Saturday transitions with more reflection but retains a familiar vein, as if he’s transferring the responsibility for his feelings from her to himself. Like in the first song, Noah’s talent comes through in the breakdown. This time it’s an RHCP sounding rock out where he moves his voice to the back of his throat, and a rugged baseline underlies his furious guitar. “It’s cold somedays, when I feel so afraid. These hands which have built me have lost their way.” Despite searching the recesses of his psyche, he can’t find that voice or flame that once drove his actions, as if his soul took a wander. He considers an action, but “thoughts of her may consume [him] instead.”

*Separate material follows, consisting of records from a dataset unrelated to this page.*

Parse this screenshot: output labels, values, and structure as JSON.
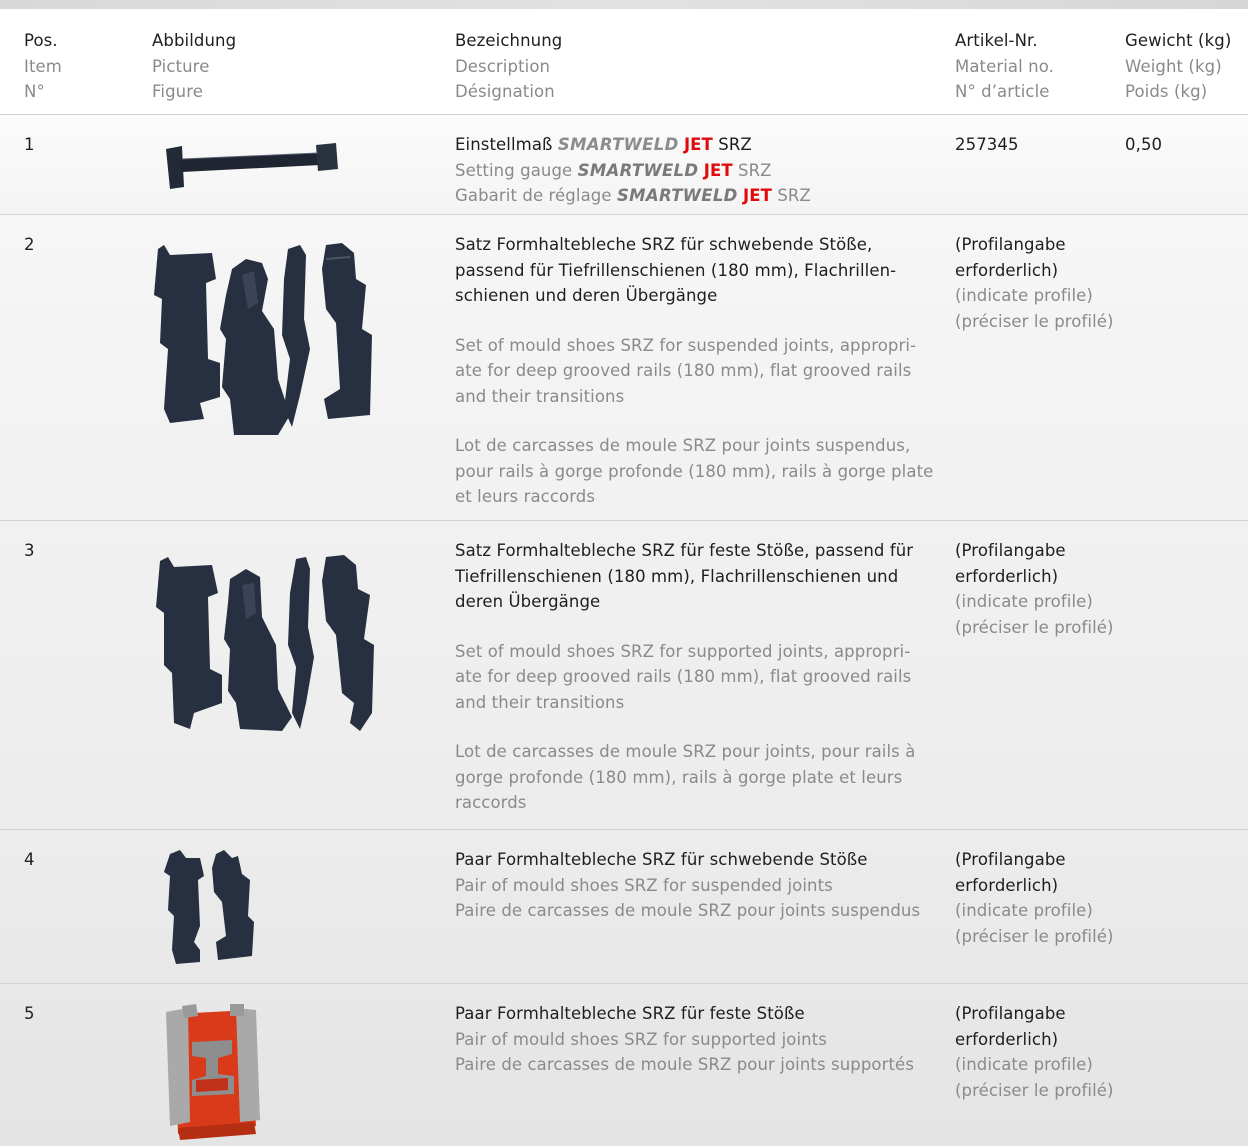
{
  "header": {
    "pos": [
      "Pos.",
      "Item",
      "N°"
    ],
    "picture": [
      "Abbildung",
      "Picture",
      "Figure"
    ],
    "description": [
      "Bezeichnung",
      "Description",
      "Désignation"
    ],
    "article": [
      "Artikel-Nr.",
      "Material no.",
      "N° d’article"
    ],
    "weight": [
      "Gewicht (kg)",
      "Weight (kg)",
      "Poids (kg)"
    ]
  },
  "brand": {
    "name": "SMARTWELD",
    "suffix": "JET",
    "suffix_color": "#e10a0a"
  },
  "rows": [
    {
      "pos": "1",
      "picture_icon": "setting-gauge-icon",
      "desc": {
        "de_prefix": "Einstellmaß",
        "de_suffix": "SRZ",
        "en_prefix": "Setting gauge",
        "en_suffix": "SRZ",
        "fr_prefix": "Gabarit de réglage",
        "fr_suffix": "SRZ"
      },
      "article": "257345",
      "weight": "0,50"
    },
    {
      "pos": "2",
      "picture_icon": "mould-shoe-set-suspended-icon",
      "desc": {
        "de": "Satz Formhaltebleche SRZ für schwebende Stöße, passend für Tiefrillenschienen (180 mm), Flachrillen-schienen und deren Übergänge",
        "en": "Set of mould shoes SRZ for suspended joints, appropri-ate for deep grooved rails (180 mm), flat grooved rails and their transitions",
        "fr": "Lot de carcasses de moule SRZ pour joints suspendus, pour rails à gorge profonde (180 mm), rails à gorge plate et leurs raccords"
      },
      "article_de": "(Profilangabe erforderlich)",
      "article_en": "(indicate profile)",
      "article_fr": "(préciser le profilé)"
    },
    {
      "pos": "3",
      "picture_icon": "mould-shoe-set-supported-icon",
      "desc": {
        "de": "Satz Formhaltebleche SRZ für feste Stöße, passend für Tiefrillenschienen (180 mm), Flachrillenschienen und deren Übergänge",
        "en": "Set of mould shoes SRZ for supported joints, appropri-ate for deep grooved rails (180 mm), flat grooved rails and their transitions",
        "fr": "Lot de carcasses de moule SRZ pour joints, pour rails à gorge profonde (180 mm), rails à gorge plate et leurs raccords"
      },
      "article_de": "(Profilangabe erforderlich)",
      "article_en": "(indicate profile)",
      "article_fr": "(préciser le profilé)"
    },
    {
      "pos": "4",
      "picture_icon": "mould-shoe-pair-suspended-icon",
      "desc": {
        "de": "Paar Formhaltebleche SRZ für schwebende Stöße",
        "en": "Pair of mould shoes SRZ for suspended joints",
        "fr": "Paire de carcasses de moule SRZ pour joints suspendus"
      },
      "article_de": "(Profilangabe erforderlich)",
      "article_en": "(indicate profile)",
      "article_fr": "(préciser le profilé)"
    },
    {
      "pos": "5",
      "picture_icon": "mould-shoe-pair-supported-icon",
      "desc": {
        "de": "Paar Formhaltebleche SRZ für feste Stöße",
        "en": "Pair of mould shoes SRZ for supported joints",
        "fr": "Paire de carcasses de moule SRZ pour joints supportés"
      },
      "article_de": "(Profilangabe erforderlich)",
      "article_en": "(indicate profile)",
      "article_fr": "(préciser le profilé)"
    }
  ],
  "colors": {
    "text": "#1e1e1e",
    "secondary_text": "#8a8a8a",
    "part_dark": "#263040",
    "part_red": "#d93a1a",
    "part_gray": "#a9a9a9"
  }
}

Wouldn’t Mind brings Noah to the beginnings of his creativity. It’s just him: longing vocals and weeping guitar. He is in his element. While there seemed to be a few creative hiccups on the first two songs in terms of originality or forcing some of the singing, this song is flawlessly consistent. Unlike XXXTentacion, Noah seems to understand that he misplaced blame for his feelings, and he ponders growing old with his “best friend.” Rather than being a drain on Noah, his “hunger for [her] drives [him] along.”

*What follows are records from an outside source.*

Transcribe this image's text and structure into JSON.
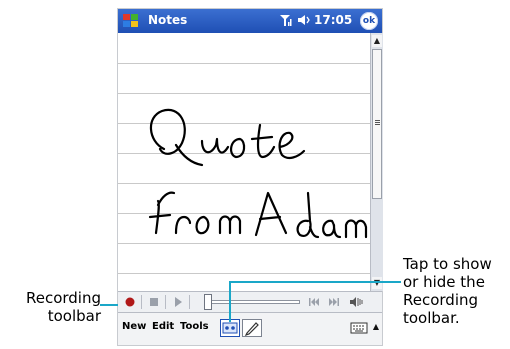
{
  "titlebar": {
    "app_title": "Notes",
    "time": "17:05",
    "ok_label": "ok"
  },
  "note": {
    "handwriting_lines": [
      "Quote",
      "from Adam"
    ]
  },
  "menubar": {
    "items": [
      "New",
      "Edit",
      "Tools"
    ]
  },
  "callouts": {
    "left": "Recording toolbar",
    "right": "Tap to show or hide the Recording toolbar."
  },
  "colors": {
    "titlebar": "#2957c3",
    "record_button": "#b01818",
    "callout_line": "#1aa7c8"
  }
}
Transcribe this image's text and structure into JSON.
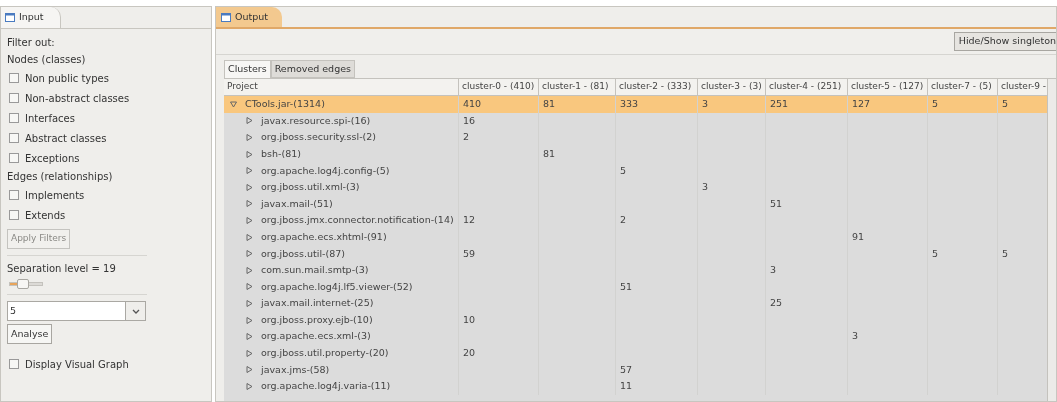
{
  "input_view": {
    "tab": {
      "label": "Input"
    },
    "filter_label": "Filter out:",
    "groups": [
      {
        "title": "Nodes (classes)",
        "options": [
          {
            "label": "Non public types",
            "checked": false
          },
          {
            "label": "Non-abstract classes",
            "checked": false
          },
          {
            "label": "Interfaces",
            "checked": false
          },
          {
            "label": "Abstract classes",
            "checked": false
          },
          {
            "label": "Exceptions",
            "checked": false
          }
        ]
      },
      {
        "title": "Edges (relationships)",
        "options": [
          {
            "label": "Implements",
            "checked": false
          },
          {
            "label": "Extends",
            "checked": false
          }
        ]
      }
    ],
    "apply_button": {
      "label": "Apply Filters",
      "disabled": true
    },
    "separation": {
      "label": "Separation level = 19",
      "level": 0.3
    },
    "combo": {
      "value": "5"
    },
    "analyse_button": {
      "label": "Analyse"
    },
    "display_graph": {
      "label": "Display Visual Graph",
      "checked": false
    }
  },
  "output_view": {
    "tab": {
      "label": "Output"
    },
    "toolbar_button": "Hide/Show singleton",
    "tabs": [
      {
        "label": "Clusters",
        "selected": true
      },
      {
        "label": "Removed edges",
        "selected": false
      }
    ],
    "table": {
      "columns": [
        "Project",
        "cluster-0 - (410)",
        "cluster-1 - (81)",
        "cluster-2 - (333)",
        "cluster-3 - (3)",
        "cluster-4 - (251)",
        "cluster-5 - (127)",
        "cluster-7 - (5)",
        "cluster-9 -"
      ],
      "rows": [
        {
          "expanded": true,
          "selected": true,
          "cells": [
            "CTools.jar-(1314)",
            "410",
            "81",
            "333",
            "3",
            "251",
            "127",
            "5",
            "5"
          ],
          "children": [
            {
              "expanded": false,
              "selected": false,
              "cells": [
                "javax.resource.spi-(16)",
                "16",
                "",
                "",
                "",
                "",
                "",
                "",
                ""
              ]
            },
            {
              "expanded": false,
              "selected": false,
              "cells": [
                "org.jboss.security.ssl-(2)",
                "2",
                "",
                "",
                "",
                "",
                "",
                "",
                ""
              ]
            },
            {
              "expanded": false,
              "selected": false,
              "cells": [
                "bsh-(81)",
                "",
                "81",
                "",
                "",
                "",
                "",
                "",
                ""
              ]
            },
            {
              "expanded": false,
              "selected": false,
              "cells": [
                "org.apache.log4j.config-(5)",
                "",
                "",
                "5",
                "",
                "",
                "",
                "",
                ""
              ]
            },
            {
              "expanded": false,
              "selected": false,
              "cells": [
                "org.jboss.util.xml-(3)",
                "",
                "",
                "",
                "3",
                "",
                "",
                "",
                ""
              ]
            },
            {
              "expanded": false,
              "selected": false,
              "cells": [
                "javax.mail-(51)",
                "",
                "",
                "",
                "",
                "51",
                "",
                "",
                ""
              ]
            },
            {
              "expanded": false,
              "selected": false,
              "cells": [
                "org.jboss.jmx.connector.notification-(14)",
                "12",
                "",
                "2",
                "",
                "",
                "",
                "",
                ""
              ]
            },
            {
              "expanded": false,
              "selected": false,
              "cells": [
                "org.apache.ecs.xhtml-(91)",
                "",
                "",
                "",
                "",
                "",
                "91",
                "",
                ""
              ]
            },
            {
              "expanded": false,
              "selected": false,
              "cells": [
                "org.jboss.util-(87)",
                "59",
                "",
                "",
                "",
                "",
                "",
                "5",
                "5"
              ]
            },
            {
              "expanded": false,
              "selected": false,
              "cells": [
                "com.sun.mail.smtp-(3)",
                "",
                "",
                "",
                "",
                "3",
                "",
                "",
                ""
              ]
            },
            {
              "expanded": false,
              "selected": false,
              "cells": [
                "org.apache.log4j.lf5.viewer-(52)",
                "",
                "",
                "51",
                "",
                "",
                "",
                "",
                ""
              ]
            },
            {
              "expanded": false,
              "selected": false,
              "cells": [
                "javax.mail.internet-(25)",
                "",
                "",
                "",
                "",
                "25",
                "",
                "",
                ""
              ]
            },
            {
              "expanded": false,
              "selected": false,
              "cells": [
                "org.jboss.proxy.ejb-(10)",
                "10",
                "",
                "",
                "",
                "",
                "",
                "",
                ""
              ]
            },
            {
              "expanded": false,
              "selected": false,
              "cells": [
                "org.apache.ecs.xml-(3)",
                "",
                "",
                "",
                "",
                "",
                "3",
                "",
                ""
              ]
            },
            {
              "expanded": false,
              "selected": false,
              "cells": [
                "org.jboss.util.property-(20)",
                "20",
                "",
                "",
                "",
                "",
                "",
                "",
                ""
              ]
            },
            {
              "expanded": false,
              "selected": false,
              "cells": [
                "javax.jms-(58)",
                "",
                "",
                "57",
                "",
                "",
                "",
                "",
                ""
              ]
            },
            {
              "expanded": false,
              "selected": false,
              "cells": [
                "org.apache.log4j.varia-(11)",
                "",
                "",
                "11",
                "",
                "",
                "",
                "",
                ""
              ]
            }
          ]
        }
      ]
    }
  }
}
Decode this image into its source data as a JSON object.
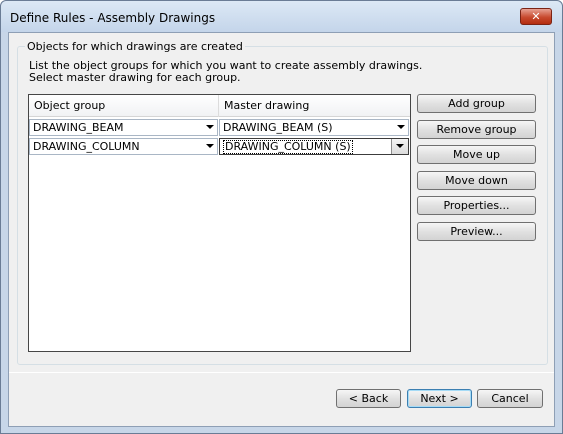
{
  "window": {
    "title": "Define Rules - Assembly Drawings",
    "close_label": "✕"
  },
  "group": {
    "legend": "Objects for which drawings are created",
    "instruction_1": "List the object groups for which you want to create assembly drawings.",
    "instruction_2": "Select master drawing for each group."
  },
  "grid": {
    "columns": [
      "Object group",
      "Master drawing"
    ],
    "rows": [
      {
        "object_group": "DRAWING_BEAM",
        "master_drawing": "DRAWING_BEAM (S)"
      },
      {
        "object_group": "DRAWING_COLUMN",
        "master_drawing": "DRAWING_COLUMN (S)"
      }
    ]
  },
  "side_buttons": {
    "add_group": "Add group",
    "remove_group": "Remove group",
    "move_up": "Move up",
    "move_down": "Move down",
    "properties": "Properties...",
    "preview": "Preview..."
  },
  "footer": {
    "back": "< Back",
    "next": "Next >",
    "cancel": "Cancel"
  },
  "colors": {
    "frame": "#c7d6e8",
    "client": "#f0f0f0",
    "close": "#c84a2f"
  },
  "icons": {
    "close": "close-icon",
    "dropdown": "chevron-down-icon"
  }
}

Finally, we arrive at a polished R&B song that seems to sum up his mistakes. “The music was up way too loud. She whispered in my ear: I know a place we can go, boy. How’d you like to get the hell out of here?”. Like many relationships within his world, Noah’s was a place of refuge: Before, he may have been vulnerable with his family or his music, but now, he could escape the ridiculous expectations and stress (the music was too loud). The expectation of a release from “the real world” distorts any relationship: “I don’t know what it is you do to me… Lately, I’ve been falling out of love.” Of course, she doesn’t “do” anything to Noah.
Noah told me he aimed to utilize clichés to make the story more succinct, focused and slightly ironic. This is consistent with how he views his relationship and his commonplace feelings on the relationship driven by distorted views of love, epitomized in cheesy romantic films where characters are obsessed with one another and push down their very real personal issues so they can enter some a narcissistic fantasy resulting in a ridiculous happiness with an implication of impossible longevity.
Noah says his last song is the closest to where he sees his sound going. He’s been writing R&B songs lately but listening to country. He looks to Bob Dylan for lyrical inspiration and Americana for aesthetic inspiration. He loves D’angelo and Dave Matthews. Slide guitar in an R&B song soon to come. If he can combine the creative vision required to structure a song like Fragile Pieces with the some of the insightful grooves he creates, then as he continues to find his voice and philosophy, he will continue to create something new and something valuable.